What the task asks:
Line tally for the word "县看守所": count the lines below that contain it and reply with the number alone.

---------- Study material ----------

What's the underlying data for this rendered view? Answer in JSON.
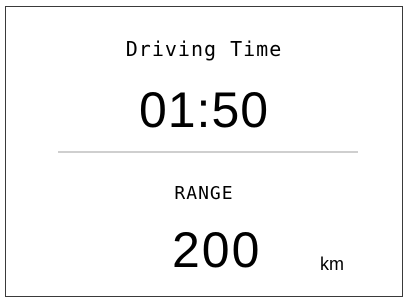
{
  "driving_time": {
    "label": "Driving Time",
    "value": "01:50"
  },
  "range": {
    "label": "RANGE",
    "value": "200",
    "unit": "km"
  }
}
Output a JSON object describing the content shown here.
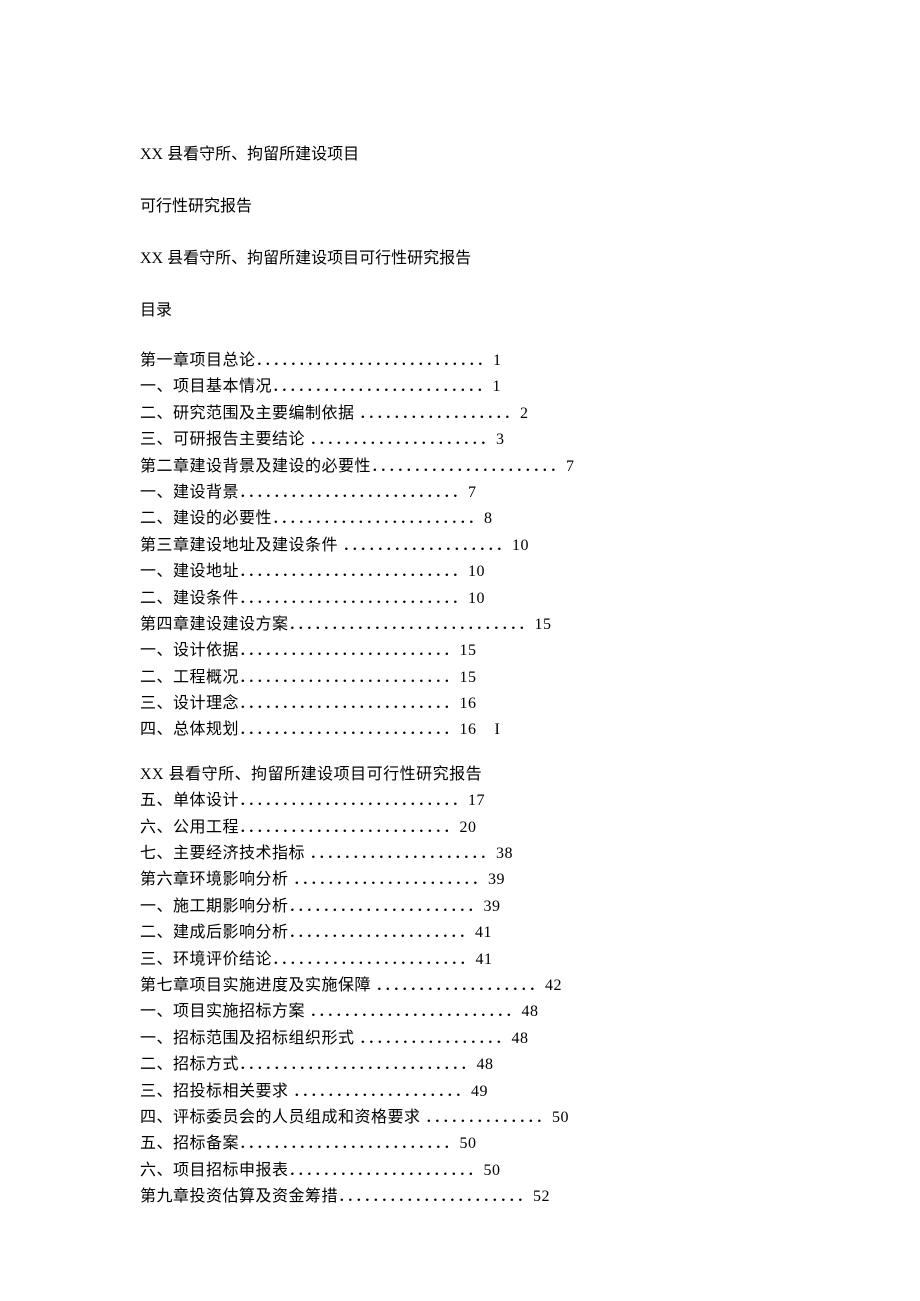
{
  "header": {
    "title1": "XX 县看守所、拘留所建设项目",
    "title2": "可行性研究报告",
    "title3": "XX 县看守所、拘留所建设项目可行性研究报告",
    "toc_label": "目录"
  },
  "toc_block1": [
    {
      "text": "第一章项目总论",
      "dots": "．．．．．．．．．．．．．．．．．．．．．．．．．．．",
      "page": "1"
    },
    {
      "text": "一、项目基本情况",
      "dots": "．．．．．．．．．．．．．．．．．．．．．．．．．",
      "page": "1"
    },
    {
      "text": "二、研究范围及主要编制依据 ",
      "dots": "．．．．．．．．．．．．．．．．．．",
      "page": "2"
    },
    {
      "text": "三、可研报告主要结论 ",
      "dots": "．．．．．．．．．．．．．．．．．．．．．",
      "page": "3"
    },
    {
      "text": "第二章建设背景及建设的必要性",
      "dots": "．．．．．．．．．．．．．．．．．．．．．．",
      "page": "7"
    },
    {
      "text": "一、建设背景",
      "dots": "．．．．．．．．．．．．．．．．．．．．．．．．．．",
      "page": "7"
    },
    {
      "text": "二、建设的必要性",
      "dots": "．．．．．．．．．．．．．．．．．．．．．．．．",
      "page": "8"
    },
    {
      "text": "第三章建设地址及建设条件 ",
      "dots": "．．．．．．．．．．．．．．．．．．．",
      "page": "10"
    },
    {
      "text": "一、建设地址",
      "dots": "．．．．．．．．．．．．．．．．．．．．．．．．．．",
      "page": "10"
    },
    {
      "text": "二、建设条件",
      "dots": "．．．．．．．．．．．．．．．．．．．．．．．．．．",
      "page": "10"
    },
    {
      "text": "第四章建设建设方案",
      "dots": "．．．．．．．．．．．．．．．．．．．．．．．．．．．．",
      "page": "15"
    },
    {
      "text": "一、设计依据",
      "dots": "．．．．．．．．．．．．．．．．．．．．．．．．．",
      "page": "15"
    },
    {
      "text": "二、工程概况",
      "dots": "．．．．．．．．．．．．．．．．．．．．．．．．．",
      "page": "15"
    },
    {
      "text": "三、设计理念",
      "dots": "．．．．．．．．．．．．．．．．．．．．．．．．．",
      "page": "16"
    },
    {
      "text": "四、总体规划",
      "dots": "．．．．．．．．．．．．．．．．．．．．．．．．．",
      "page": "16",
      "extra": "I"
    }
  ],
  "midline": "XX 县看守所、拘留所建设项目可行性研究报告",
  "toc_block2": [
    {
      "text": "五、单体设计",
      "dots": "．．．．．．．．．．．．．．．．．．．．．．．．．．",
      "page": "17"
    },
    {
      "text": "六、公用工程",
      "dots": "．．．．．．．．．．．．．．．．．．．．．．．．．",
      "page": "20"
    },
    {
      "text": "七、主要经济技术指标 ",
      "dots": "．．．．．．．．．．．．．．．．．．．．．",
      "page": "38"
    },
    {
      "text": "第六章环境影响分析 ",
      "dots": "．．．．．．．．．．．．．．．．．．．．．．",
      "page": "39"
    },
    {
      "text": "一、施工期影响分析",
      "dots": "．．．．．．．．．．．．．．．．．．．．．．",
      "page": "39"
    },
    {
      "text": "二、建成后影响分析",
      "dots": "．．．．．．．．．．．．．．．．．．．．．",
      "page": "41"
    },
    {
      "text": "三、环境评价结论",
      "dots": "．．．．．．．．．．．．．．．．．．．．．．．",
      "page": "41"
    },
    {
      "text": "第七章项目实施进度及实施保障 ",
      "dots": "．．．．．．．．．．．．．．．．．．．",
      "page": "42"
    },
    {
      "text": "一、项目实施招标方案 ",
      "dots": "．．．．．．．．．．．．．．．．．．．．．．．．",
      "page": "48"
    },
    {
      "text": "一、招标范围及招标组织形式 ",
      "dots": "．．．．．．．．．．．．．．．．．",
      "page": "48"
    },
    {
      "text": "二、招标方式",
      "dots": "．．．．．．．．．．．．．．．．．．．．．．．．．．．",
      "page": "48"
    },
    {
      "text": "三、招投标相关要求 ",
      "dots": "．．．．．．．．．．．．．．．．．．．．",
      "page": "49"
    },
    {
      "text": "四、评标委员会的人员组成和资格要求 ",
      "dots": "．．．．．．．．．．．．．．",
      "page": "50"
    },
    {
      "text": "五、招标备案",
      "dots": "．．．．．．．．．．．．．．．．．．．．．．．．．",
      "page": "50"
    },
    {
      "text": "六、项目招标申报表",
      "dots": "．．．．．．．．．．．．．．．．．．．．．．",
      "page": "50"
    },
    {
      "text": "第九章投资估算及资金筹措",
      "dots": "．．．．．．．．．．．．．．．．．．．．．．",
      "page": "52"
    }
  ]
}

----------

Solution:
3